▸ **PROMPT**: Reproduce the entries exactly as they appear below.

▸ **ENTRIES PROVIDED**:
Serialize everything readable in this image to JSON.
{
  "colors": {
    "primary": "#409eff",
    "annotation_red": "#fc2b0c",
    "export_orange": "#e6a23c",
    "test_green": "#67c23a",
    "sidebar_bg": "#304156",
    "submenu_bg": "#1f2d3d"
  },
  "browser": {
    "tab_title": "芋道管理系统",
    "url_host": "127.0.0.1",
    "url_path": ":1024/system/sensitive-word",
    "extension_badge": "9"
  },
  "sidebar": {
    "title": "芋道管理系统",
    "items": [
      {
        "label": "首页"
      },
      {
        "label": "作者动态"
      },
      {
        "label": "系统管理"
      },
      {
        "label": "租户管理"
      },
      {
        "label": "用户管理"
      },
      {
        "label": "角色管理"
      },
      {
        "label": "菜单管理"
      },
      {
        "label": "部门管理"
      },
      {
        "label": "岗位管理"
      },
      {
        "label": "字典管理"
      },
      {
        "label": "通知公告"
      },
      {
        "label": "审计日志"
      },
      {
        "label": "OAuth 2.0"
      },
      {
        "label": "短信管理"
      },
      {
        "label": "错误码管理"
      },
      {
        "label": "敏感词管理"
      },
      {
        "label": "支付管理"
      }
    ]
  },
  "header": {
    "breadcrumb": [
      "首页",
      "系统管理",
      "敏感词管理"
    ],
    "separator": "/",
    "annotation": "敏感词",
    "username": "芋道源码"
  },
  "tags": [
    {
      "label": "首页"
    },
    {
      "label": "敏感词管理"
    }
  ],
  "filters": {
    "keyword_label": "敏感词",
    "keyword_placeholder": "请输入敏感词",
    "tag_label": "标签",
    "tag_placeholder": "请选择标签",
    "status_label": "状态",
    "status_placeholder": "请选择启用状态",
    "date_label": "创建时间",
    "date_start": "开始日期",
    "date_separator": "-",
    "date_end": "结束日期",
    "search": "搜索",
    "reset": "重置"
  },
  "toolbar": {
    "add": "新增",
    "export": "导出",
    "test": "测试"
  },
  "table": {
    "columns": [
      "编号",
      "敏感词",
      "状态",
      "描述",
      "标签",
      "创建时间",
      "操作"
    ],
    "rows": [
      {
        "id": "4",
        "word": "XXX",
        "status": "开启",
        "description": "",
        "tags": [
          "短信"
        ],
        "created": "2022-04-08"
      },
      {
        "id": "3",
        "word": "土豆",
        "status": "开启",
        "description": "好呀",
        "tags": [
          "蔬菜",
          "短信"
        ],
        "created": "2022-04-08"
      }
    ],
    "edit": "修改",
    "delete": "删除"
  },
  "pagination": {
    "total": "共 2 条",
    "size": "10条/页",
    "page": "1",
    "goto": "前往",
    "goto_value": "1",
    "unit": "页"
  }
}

▸ **RESPONSE**:
Serialize everything readable in this image to JSON.
{
  "colors": {
    "primary": "#409eff",
    "annotation_red": "#fc2b0c",
    "export_orange": "#e6a23c",
    "test_green": "#67c23a",
    "sidebar_bg": "#304156",
    "submenu_bg": "#1f2d3d"
  },
  "browser": {
    "tab_title": "芋道管理系统",
    "url_host": "127.0.0.1",
    "url_path": ":1024/system/sensitive-word",
    "extension_badge": "9"
  },
  "sidebar": {
    "title": "芋道管理系统",
    "items": [
      {
        "label": "首页"
      },
      {
        "label": "作者动态"
      },
      {
        "label": "系统管理"
      },
      {
        "label": "租户管理"
      },
      {
        "label": "用户管理"
      },
      {
        "label": "角色管理"
      },
      {
        "label": "菜单管理"
      },
      {
        "label": "部门管理"
      },
      {
        "label": "岗位管理"
      },
      {
        "label": "字典管理"
      },
      {
        "label": "通知公告"
      },
      {
        "label": "审计日志"
      },
      {
        "label": "OAuth 2.0"
      },
      {
        "label": "短信管理"
      },
      {
        "label": "错误码管理"
      },
      {
        "label": "敏感词管理"
      },
      {
        "label": "支付管理"
      }
    ]
  },
  "header": {
    "breadcrumb": [
      "首页",
      "系统管理",
      "敏感词管理"
    ],
    "separator": "/",
    "annotation": "敏感词",
    "username": "芋道源码"
  },
  "tags": [
    {
      "label": "首页"
    },
    {
      "label": "敏感词管理"
    }
  ],
  "filters": {
    "keyword_label": "敏感词",
    "keyword_placeholder": "请输入敏感词",
    "tag_label": "标签",
    "tag_placeholder": "请选择标签",
    "status_label": "状态",
    "status_placeholder": "请选择启用状态",
    "date_label": "创建时间",
    "date_start": "开始日期",
    "date_separator": "-",
    "date_end": "结束日期",
    "search": "搜索",
    "reset": "重置"
  },
  "toolbar": {
    "add": "新增",
    "export": "导出",
    "test": "测试"
  },
  "table": {
    "columns": [
      "编号",
      "敏感词",
      "状态",
      "描述",
      "标签",
      "创建时间",
      "操作"
    ],
    "rows": [
      {
        "id": "4",
        "word": "XXX",
        "status": "开启",
        "description": "",
        "tags": [
          "短信"
        ],
        "created": "2022-04-08"
      },
      {
        "id": "3",
        "word": "土豆",
        "status": "开启",
        "description": "好呀",
        "tags": [
          "蔬菜",
          "短信"
        ],
        "created": "2022-04-08"
      }
    ],
    "edit": "修改",
    "delete": "删除"
  },
  "pagination": {
    "total": "共 2 条",
    "size": "10条/页",
    "page": "1",
    "goto": "前往",
    "goto_value": "1",
    "unit": "页"
  }
}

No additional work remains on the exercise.